**What to produce**
Identify every line in the records below that contains the word "branch", and copy each of those lines.

**Given records**
▼
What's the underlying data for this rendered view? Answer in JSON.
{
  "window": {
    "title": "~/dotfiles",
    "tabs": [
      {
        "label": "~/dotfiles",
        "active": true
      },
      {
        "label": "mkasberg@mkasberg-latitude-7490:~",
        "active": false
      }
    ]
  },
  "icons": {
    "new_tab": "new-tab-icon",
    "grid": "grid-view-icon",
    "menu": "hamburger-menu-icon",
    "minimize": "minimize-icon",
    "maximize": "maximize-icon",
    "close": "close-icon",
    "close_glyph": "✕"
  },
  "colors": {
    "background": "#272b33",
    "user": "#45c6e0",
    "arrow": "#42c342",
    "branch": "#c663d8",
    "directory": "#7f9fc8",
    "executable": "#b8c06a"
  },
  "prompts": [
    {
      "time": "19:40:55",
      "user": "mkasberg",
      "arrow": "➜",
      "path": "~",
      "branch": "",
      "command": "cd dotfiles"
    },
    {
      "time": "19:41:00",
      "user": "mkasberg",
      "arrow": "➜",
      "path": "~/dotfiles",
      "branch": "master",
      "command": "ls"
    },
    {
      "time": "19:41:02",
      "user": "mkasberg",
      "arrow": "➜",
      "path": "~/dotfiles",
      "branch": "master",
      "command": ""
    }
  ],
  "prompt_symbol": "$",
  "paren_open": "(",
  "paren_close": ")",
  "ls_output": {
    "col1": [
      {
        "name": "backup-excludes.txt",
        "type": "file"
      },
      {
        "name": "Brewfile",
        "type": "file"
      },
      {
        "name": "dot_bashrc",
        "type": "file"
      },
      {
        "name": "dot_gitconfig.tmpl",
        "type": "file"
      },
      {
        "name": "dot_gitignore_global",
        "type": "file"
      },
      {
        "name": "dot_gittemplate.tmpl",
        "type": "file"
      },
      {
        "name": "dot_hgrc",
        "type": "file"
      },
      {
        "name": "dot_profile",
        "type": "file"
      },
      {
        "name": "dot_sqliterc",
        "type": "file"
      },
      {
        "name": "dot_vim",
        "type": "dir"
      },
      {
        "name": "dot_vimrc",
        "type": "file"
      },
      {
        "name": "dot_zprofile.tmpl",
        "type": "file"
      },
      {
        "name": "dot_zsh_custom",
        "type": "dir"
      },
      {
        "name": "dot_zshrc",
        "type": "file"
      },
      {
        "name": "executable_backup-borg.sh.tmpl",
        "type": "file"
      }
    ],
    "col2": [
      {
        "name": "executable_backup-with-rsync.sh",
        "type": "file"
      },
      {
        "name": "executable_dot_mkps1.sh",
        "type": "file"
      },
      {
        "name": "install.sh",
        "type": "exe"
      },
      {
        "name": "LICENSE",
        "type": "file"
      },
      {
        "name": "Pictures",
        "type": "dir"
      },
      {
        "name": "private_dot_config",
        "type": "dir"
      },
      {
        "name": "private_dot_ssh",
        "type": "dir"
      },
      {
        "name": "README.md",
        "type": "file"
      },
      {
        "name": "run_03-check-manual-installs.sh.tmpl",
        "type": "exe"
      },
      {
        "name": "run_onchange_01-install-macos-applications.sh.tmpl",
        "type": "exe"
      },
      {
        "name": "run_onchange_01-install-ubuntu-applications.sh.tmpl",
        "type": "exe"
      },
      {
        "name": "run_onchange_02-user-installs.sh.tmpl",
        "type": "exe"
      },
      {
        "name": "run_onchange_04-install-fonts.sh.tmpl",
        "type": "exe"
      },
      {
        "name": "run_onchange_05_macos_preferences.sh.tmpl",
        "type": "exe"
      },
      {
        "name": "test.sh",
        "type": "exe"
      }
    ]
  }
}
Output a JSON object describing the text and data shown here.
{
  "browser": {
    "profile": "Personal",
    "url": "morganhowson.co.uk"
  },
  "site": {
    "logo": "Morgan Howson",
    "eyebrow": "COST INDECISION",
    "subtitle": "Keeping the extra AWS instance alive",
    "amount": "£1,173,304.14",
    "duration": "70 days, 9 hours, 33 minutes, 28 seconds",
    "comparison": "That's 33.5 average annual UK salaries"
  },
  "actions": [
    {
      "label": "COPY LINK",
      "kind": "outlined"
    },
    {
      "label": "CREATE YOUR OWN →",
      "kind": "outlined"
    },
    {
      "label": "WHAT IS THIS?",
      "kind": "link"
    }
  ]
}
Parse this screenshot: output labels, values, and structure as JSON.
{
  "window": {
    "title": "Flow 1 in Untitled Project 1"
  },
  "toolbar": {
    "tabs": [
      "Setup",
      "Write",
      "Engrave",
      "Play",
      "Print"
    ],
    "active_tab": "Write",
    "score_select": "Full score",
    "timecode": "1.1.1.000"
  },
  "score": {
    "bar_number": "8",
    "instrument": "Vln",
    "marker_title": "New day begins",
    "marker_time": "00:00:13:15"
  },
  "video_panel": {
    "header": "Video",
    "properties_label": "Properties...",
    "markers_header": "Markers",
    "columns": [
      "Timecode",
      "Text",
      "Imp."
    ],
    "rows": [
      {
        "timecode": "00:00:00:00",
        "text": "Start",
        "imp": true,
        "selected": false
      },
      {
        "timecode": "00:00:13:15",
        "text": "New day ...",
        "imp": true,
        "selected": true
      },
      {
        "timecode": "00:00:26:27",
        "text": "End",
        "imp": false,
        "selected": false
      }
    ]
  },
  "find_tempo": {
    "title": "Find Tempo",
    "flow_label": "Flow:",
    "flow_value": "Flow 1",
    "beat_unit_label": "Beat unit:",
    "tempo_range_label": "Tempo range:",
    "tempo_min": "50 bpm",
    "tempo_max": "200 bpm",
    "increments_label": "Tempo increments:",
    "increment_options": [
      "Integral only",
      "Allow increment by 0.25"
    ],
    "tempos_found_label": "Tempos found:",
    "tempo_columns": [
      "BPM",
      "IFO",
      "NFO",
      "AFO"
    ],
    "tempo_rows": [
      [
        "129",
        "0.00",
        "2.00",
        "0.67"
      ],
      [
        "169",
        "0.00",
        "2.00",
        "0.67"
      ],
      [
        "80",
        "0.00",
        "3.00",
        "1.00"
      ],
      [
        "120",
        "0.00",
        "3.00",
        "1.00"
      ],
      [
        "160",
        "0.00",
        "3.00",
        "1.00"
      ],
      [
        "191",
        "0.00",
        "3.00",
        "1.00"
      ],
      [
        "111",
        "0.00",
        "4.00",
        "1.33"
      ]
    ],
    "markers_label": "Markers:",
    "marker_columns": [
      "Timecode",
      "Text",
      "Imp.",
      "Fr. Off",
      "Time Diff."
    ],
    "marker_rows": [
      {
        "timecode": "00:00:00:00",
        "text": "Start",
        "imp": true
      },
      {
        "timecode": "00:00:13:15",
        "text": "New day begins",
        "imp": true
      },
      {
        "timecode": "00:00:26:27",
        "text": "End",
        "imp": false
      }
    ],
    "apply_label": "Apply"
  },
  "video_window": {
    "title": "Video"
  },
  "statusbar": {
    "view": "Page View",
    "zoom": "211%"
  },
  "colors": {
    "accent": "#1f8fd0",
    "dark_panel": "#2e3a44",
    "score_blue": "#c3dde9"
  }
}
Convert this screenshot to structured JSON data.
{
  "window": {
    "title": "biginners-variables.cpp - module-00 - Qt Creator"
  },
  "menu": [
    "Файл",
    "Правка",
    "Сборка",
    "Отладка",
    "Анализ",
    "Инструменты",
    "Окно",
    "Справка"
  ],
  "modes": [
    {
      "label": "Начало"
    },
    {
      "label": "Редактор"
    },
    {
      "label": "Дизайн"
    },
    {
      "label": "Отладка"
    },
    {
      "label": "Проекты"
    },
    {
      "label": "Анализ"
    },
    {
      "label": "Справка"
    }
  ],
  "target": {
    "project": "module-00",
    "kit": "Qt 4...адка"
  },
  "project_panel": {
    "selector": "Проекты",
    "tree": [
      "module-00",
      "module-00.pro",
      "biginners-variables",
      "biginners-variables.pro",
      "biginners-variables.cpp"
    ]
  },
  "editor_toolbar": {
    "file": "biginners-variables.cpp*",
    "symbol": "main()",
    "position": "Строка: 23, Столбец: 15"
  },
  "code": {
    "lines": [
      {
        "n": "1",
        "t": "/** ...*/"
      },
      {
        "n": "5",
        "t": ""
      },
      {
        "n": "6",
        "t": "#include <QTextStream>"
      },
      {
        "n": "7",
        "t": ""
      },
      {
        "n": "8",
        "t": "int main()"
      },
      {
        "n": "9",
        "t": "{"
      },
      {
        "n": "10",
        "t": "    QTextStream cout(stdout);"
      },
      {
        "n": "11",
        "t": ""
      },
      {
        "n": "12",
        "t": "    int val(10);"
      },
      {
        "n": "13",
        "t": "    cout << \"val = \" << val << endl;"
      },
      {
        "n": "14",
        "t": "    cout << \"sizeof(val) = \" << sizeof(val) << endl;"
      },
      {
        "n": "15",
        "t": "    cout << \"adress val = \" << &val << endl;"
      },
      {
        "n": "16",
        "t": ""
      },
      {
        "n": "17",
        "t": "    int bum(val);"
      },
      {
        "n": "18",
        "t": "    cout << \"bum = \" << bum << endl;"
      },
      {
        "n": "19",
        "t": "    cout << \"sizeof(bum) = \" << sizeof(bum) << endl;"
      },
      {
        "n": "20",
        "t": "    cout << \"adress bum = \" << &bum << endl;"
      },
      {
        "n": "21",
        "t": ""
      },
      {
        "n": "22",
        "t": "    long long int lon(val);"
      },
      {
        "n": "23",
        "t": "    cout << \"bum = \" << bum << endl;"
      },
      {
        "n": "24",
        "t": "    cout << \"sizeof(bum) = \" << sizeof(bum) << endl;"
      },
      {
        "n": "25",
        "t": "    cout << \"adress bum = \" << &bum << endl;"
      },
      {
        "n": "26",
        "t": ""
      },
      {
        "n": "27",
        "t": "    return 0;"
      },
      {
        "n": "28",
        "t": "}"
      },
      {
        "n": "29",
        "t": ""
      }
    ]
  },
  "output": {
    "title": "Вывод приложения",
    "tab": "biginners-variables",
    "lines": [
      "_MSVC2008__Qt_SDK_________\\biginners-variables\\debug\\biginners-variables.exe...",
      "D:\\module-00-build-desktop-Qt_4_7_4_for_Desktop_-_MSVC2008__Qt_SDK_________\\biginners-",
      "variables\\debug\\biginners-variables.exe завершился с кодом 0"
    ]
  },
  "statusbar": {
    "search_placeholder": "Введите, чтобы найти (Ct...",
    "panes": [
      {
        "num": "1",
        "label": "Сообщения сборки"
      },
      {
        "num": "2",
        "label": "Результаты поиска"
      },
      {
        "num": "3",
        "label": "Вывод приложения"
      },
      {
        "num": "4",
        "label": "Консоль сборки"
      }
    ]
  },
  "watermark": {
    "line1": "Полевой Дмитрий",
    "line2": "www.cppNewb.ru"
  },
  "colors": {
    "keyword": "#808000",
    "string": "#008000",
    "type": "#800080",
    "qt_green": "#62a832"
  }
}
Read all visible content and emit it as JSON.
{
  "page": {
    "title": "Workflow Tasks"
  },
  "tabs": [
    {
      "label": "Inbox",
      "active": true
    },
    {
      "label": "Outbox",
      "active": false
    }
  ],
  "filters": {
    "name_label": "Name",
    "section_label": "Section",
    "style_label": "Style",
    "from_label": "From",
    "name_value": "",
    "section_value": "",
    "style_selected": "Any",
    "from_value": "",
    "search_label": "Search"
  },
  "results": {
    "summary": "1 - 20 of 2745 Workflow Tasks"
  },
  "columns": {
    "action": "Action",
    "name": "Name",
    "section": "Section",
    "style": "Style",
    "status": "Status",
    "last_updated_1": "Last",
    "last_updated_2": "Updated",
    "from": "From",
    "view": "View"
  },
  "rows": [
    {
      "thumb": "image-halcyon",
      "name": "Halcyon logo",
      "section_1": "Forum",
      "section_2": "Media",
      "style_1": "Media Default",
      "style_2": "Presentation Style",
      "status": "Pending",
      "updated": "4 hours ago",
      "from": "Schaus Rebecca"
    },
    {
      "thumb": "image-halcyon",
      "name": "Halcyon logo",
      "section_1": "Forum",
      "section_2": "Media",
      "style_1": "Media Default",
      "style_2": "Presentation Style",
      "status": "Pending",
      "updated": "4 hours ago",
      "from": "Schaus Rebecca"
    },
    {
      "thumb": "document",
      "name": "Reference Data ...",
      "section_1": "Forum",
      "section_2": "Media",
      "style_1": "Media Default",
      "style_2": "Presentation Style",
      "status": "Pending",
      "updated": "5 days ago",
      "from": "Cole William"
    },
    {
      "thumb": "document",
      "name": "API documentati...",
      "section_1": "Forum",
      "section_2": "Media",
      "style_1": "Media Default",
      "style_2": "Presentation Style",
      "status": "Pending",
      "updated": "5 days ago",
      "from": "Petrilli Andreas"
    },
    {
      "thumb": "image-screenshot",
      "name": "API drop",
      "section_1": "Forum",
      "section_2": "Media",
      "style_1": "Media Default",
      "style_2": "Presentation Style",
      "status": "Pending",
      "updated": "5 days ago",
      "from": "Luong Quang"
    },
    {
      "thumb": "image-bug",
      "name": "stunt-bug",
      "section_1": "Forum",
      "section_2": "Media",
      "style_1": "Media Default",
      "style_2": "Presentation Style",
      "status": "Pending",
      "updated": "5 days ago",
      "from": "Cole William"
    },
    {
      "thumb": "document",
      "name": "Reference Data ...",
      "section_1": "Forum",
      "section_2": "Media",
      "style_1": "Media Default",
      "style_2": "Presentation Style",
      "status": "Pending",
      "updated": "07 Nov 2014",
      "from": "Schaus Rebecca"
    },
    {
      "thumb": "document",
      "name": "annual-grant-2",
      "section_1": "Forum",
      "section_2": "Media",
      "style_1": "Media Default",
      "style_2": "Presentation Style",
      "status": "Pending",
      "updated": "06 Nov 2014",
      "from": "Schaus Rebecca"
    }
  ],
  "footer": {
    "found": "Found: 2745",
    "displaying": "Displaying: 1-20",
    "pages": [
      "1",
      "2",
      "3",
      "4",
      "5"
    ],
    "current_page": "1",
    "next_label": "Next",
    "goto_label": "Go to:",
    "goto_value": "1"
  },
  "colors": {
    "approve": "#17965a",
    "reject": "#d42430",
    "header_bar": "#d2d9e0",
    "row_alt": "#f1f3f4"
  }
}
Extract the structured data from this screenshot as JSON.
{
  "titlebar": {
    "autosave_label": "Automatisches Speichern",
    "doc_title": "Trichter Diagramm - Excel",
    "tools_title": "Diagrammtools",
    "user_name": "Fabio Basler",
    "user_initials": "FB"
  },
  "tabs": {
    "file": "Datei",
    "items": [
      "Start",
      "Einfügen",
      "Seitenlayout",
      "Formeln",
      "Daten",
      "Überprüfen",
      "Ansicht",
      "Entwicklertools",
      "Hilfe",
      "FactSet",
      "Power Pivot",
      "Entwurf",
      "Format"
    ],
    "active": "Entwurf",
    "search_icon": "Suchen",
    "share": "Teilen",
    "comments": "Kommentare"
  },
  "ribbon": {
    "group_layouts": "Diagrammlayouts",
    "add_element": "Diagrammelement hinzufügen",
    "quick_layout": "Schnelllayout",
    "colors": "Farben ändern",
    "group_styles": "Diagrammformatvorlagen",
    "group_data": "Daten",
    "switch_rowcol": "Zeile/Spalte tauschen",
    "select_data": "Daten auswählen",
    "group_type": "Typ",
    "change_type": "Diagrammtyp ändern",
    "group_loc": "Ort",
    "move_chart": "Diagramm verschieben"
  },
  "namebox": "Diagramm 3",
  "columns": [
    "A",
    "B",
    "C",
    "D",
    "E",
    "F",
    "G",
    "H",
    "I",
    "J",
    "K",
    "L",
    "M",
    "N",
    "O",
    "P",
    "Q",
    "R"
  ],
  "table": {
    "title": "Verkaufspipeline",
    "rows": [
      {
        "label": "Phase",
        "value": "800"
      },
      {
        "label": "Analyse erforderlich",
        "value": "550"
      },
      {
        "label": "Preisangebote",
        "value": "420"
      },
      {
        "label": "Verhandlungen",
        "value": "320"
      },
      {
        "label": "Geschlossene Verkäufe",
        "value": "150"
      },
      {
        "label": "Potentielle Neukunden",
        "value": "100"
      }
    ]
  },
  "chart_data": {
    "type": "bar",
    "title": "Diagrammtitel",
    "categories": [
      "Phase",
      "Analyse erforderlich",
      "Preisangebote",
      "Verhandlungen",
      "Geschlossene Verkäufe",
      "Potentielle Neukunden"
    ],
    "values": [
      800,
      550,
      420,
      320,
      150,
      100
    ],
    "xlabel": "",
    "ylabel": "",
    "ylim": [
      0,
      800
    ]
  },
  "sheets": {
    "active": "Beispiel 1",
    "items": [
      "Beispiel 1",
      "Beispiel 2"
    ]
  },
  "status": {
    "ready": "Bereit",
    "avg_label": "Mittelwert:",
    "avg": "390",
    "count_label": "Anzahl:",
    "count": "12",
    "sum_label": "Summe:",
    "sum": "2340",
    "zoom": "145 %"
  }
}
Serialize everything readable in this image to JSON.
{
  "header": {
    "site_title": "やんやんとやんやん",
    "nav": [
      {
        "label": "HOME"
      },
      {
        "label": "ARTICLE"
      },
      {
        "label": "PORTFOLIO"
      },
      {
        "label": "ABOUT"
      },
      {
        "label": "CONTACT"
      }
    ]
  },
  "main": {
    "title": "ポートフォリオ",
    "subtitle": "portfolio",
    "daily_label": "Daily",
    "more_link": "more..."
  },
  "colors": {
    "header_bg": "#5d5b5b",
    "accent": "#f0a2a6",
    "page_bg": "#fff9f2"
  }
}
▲
**Your response**
    "branch": "#c663d8",
      "branch": "",
      "branch": "master",
      "branch": "master",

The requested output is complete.